    • AEWHistory

      One additional point: I don’t know what genealogical works you’ve been reading, but I’ve read ALL the major published papers now and your assertion is entirely without merit. Even the most pro-palestinian of these papers actually allude to the strong possibility that Jews have as much indigenous right to Israel as the Palestinians. the problem is that these papers tend to have severe methodological flaws, whereas the papers that have supported the Jewish historical narrative are much better supported. This makes sense on multiple levels. But again, I doubt that any of this will make a difference to you.
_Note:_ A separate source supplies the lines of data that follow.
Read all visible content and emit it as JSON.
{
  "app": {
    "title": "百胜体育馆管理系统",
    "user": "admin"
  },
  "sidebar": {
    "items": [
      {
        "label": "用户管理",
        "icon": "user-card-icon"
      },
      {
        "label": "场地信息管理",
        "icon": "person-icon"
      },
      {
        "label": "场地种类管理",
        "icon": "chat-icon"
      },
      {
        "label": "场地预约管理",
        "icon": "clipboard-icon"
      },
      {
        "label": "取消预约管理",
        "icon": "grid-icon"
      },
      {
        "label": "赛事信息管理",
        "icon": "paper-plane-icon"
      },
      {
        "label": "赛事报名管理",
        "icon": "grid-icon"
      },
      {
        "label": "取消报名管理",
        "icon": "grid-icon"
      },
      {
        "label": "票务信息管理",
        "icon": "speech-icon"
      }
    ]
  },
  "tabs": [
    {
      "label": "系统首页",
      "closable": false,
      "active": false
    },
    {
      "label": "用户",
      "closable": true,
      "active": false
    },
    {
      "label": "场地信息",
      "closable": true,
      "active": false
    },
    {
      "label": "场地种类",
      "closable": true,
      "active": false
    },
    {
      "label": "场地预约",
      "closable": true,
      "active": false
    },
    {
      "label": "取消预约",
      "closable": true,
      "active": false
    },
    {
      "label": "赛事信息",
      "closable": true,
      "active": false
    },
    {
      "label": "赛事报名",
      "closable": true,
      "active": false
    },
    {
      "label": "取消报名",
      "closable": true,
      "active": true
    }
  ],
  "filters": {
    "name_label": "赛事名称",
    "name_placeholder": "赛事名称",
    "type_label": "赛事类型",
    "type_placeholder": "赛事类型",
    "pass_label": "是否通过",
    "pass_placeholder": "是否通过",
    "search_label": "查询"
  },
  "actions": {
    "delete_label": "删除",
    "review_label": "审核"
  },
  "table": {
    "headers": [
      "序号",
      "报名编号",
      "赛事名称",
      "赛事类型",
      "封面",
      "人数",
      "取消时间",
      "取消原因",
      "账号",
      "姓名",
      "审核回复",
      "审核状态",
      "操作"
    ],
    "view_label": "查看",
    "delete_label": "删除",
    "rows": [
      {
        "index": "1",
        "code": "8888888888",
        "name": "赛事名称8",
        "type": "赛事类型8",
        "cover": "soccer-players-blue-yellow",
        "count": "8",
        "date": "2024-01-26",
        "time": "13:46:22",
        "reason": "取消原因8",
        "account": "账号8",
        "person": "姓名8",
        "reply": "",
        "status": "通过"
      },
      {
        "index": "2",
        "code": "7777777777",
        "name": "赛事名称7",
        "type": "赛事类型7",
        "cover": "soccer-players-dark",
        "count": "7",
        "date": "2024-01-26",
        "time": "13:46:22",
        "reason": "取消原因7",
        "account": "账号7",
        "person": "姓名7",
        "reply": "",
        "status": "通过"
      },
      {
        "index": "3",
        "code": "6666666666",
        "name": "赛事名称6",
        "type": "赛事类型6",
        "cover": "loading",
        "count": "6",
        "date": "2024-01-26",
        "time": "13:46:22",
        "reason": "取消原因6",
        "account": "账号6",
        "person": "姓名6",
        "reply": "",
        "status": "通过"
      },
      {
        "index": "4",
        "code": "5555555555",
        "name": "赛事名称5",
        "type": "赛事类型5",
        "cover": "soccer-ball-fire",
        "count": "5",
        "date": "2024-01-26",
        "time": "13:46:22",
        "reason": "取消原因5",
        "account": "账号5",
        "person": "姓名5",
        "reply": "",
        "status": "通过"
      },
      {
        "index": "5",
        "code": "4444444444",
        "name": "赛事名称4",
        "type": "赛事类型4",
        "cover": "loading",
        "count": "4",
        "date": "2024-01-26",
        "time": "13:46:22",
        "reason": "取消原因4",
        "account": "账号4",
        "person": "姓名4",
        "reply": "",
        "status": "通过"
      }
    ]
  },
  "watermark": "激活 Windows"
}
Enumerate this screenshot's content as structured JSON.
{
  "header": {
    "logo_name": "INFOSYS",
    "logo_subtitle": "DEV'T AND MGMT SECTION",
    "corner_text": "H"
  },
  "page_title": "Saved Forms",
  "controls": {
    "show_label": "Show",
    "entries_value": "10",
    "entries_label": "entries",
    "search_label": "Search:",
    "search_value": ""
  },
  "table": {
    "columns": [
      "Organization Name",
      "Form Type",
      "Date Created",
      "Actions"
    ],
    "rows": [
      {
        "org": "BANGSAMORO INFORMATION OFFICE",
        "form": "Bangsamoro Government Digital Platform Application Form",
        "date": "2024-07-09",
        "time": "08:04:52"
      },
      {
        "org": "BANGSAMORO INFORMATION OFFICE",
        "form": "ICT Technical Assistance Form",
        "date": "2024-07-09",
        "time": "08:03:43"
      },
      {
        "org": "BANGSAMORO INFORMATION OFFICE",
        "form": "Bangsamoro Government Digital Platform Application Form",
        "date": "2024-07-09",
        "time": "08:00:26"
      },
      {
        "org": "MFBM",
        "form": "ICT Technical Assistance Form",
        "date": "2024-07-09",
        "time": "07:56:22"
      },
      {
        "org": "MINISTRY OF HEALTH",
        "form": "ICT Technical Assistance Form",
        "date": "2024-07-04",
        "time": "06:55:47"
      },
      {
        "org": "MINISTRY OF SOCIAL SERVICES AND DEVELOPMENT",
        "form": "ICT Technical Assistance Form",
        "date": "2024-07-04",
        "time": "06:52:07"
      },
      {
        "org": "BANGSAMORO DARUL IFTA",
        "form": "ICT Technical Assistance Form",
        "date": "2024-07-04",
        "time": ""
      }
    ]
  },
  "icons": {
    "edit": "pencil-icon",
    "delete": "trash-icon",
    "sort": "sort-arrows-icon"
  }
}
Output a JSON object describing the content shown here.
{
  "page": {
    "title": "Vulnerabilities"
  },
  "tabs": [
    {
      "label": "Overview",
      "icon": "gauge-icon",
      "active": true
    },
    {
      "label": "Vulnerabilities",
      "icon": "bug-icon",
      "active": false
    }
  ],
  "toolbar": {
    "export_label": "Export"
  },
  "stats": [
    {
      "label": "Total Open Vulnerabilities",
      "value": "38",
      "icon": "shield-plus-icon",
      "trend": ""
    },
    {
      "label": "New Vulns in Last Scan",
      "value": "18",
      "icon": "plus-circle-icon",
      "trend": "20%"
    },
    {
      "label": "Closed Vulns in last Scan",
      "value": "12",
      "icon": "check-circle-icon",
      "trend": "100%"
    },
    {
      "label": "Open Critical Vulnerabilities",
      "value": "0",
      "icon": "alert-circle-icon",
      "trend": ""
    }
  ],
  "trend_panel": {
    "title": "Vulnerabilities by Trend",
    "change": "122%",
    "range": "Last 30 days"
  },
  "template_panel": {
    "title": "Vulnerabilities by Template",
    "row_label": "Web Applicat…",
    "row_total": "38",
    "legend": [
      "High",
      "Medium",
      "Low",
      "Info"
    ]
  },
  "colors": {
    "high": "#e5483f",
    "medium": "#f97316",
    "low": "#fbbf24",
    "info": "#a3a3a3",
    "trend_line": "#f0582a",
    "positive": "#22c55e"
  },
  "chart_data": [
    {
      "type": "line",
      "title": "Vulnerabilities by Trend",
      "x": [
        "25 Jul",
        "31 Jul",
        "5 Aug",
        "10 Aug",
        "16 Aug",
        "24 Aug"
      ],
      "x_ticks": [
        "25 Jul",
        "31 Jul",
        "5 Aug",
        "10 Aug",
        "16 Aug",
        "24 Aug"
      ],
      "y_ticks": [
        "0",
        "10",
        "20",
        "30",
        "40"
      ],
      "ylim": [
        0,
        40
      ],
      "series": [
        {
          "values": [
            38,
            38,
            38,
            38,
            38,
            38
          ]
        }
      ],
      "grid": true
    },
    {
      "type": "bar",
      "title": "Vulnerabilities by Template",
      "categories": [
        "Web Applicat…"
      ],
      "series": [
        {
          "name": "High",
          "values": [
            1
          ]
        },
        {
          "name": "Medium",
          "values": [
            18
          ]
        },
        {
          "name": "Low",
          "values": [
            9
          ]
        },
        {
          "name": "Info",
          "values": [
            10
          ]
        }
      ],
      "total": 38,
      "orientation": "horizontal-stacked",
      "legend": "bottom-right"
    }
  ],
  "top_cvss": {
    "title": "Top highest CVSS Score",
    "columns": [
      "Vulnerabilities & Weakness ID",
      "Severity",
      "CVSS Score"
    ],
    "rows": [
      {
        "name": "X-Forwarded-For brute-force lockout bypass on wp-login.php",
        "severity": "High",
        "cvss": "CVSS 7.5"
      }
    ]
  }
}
Your entire post comes off as someone with a thinly disguised agenda.

  • Tom Tuey

    Mr. Jeremy.I always thought that Israel should be
    a place where Jew and Muslim could exist in
    peace…respecting each others “religion”…. living
    side by side in communities and helping each
    other….a place where there were no actual
    boundaries as such….a place of inclusion for
    everyone and not exclusion…and as the ” peace,”
    grew to include other cultures and people the
    boundaries…liquid at best..would expand to
    include the new citizens like a warm blanket
    gives a feeling of peace, contentment, security…..
    a welcoming into the community with arms
    outstretched in friendship….what a dream..oh,
    How I wish that it could be……

  • Absolutelyjack

    What a snore. Take a break for the holidays. You really should not damn our Islamic brothers with faint praise. You are an otherwise brilliant commentator. It is a shame to see you pull your punches. Happy Sylvester, Rabbi.

  • Musa Alhassan

    A beautiful,enriching write-up keep empowering the world with words that advance our core values hope,optimism,enterprise

  • Mickey Oberman

    To take just one example of your somewhat less than inspiring essay
    And request comparitive facts, figures and proofs of of its reality.

    “The fact is that despite the whipped up frenzy of hatred that supporters of Hamas indulged in this past summer, there are so many examples of Jews still trying to build bridges with Muslims and plenty of examples of Muslims responding positively.”

    Mickey Oberman

    • charlie johnson

      We could all get along if we could just agree. We could all agree if we could just get along. But if we take our time and wait and see. We will then all know who was right and who was wrong.